“The rights of free speech and free exercise, so precious to this nation since its founding, are not limited to soft murmurings behind the doors of a person’s home or church, or private conversations with like–minded friends and family. These guarantees protect the right of every American to express their beliefs in public. This includes the right to create and sell words, paintings, and art that express a person’s sincere religious beliefs.”
That opinion, issued in fall 2019 by the Arizona State Supreme Court, assumed an art form all its own – it was music in the ears of the plaintiffs in the case, calligrapher Joanna Duka and artist Breanna Koski.

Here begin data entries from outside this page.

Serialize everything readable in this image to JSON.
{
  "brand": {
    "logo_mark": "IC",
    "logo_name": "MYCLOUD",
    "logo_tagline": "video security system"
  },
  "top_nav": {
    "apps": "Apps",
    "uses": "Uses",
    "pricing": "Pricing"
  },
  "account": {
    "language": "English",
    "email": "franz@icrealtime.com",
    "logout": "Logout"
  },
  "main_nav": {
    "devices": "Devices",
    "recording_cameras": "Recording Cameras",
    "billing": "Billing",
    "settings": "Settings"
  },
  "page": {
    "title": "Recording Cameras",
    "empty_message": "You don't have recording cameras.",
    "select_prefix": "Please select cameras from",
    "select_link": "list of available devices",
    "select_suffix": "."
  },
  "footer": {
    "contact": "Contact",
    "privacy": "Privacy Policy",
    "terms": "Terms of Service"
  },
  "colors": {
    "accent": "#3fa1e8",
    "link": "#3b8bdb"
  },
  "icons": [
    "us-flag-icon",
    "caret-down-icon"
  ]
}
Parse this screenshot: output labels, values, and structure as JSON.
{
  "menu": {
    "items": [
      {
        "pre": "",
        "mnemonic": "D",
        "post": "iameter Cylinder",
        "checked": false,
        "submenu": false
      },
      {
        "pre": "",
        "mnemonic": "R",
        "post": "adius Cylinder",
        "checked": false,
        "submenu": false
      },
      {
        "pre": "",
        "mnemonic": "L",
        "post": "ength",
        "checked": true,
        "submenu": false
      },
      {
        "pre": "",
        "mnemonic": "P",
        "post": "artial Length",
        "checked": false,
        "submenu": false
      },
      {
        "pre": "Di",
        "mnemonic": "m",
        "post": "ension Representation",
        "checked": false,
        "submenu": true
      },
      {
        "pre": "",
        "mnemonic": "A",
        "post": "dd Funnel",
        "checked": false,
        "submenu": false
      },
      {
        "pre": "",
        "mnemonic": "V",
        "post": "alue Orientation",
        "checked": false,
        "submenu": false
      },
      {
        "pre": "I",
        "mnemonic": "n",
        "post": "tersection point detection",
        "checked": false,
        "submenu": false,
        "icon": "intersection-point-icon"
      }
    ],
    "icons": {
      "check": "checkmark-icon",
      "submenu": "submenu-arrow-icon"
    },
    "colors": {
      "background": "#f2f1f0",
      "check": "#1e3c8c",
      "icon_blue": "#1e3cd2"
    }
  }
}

It’s safe to assume that Joanna and Breanna, the founders of Brush & Nib Studio in Phoenix, never planned to wade into the tempestuous waters that so many other artists are being forced to navigate while pursuing artistic dreams. Their case arose from challenging a law that would have forced them – against their sincerely held religious beliefs – to create customized and elaborate wedding invitations with words and paintings celebrating same-sex wedding ceremonies. It would even have prevented them from explaining why they could only create art consistent with their views on marriage.
Similar legal conflicts have arisen throughout the country, as many state and local laws take aim at artists who want to use their gifts to honor their deeply held values and beliefs.
Some, like Joanna and Breanna, have seen justice from the courts and their freedom affirmed, while others, like Lorie Smith, in Colorado, can still only hope.
Lorie owns and operates 303 Creative, through which she creates custom websites and graphics for her clients. But if Lorie creates websites celebrating weddings, a Colorado law would force her to design custom websites and graphics promoting messages that violate her religious beliefs on marriage.
With the help of Alliance Defending Freedom, Lorie is challenging the law, but so far, the U.S. Court of Appeals for the 10th Circuit has said that Colorado can continue to tell Lori what she can and can’t create and what she can and can’t say. The Tenth Circuit did so even though it admitted that Lorie’s websites were protected speech under the First Amendment and that Colorado’s law required her to speak messages she disagreed with.
All that was justified, said the court, because Lorie created unique artwork. Not good news for artists – no matter what their viewpoints or mediums.
So, Lori is now petitioning the U.S. Supreme Court to take her case.
If some of this is starting to sound familiar, it’s because Colorado cake artist Jack Phillips has already been down this road, declining to create custom cakes celebrating views of marriage and gender that contradict his deeply held religious beliefs. The U.S. Supreme Court ruled 7-2 in his favor—condemning the state for its “clear and impermissible hostility” toward Jack’s beliefs.
That’s good news for Lorie, but as we’ve seen too many times before, challenges continue to be raised against artists’ freedom of speech and religion. Jack is now in the middle of his third legal action—still being harassed by an activist attorney.
French painter Henri Matisse once famously mused, “creativity takes courage.”On International Artist Day, October 25, Americans should celebrate the courage on display from Joanna, Breanna, Lorie, and Jack.
With their very livelihoods on the line, they have chosen to stand—not just for the creative work that they do, but for the freedom of all artists to create and speak, free from government punishment.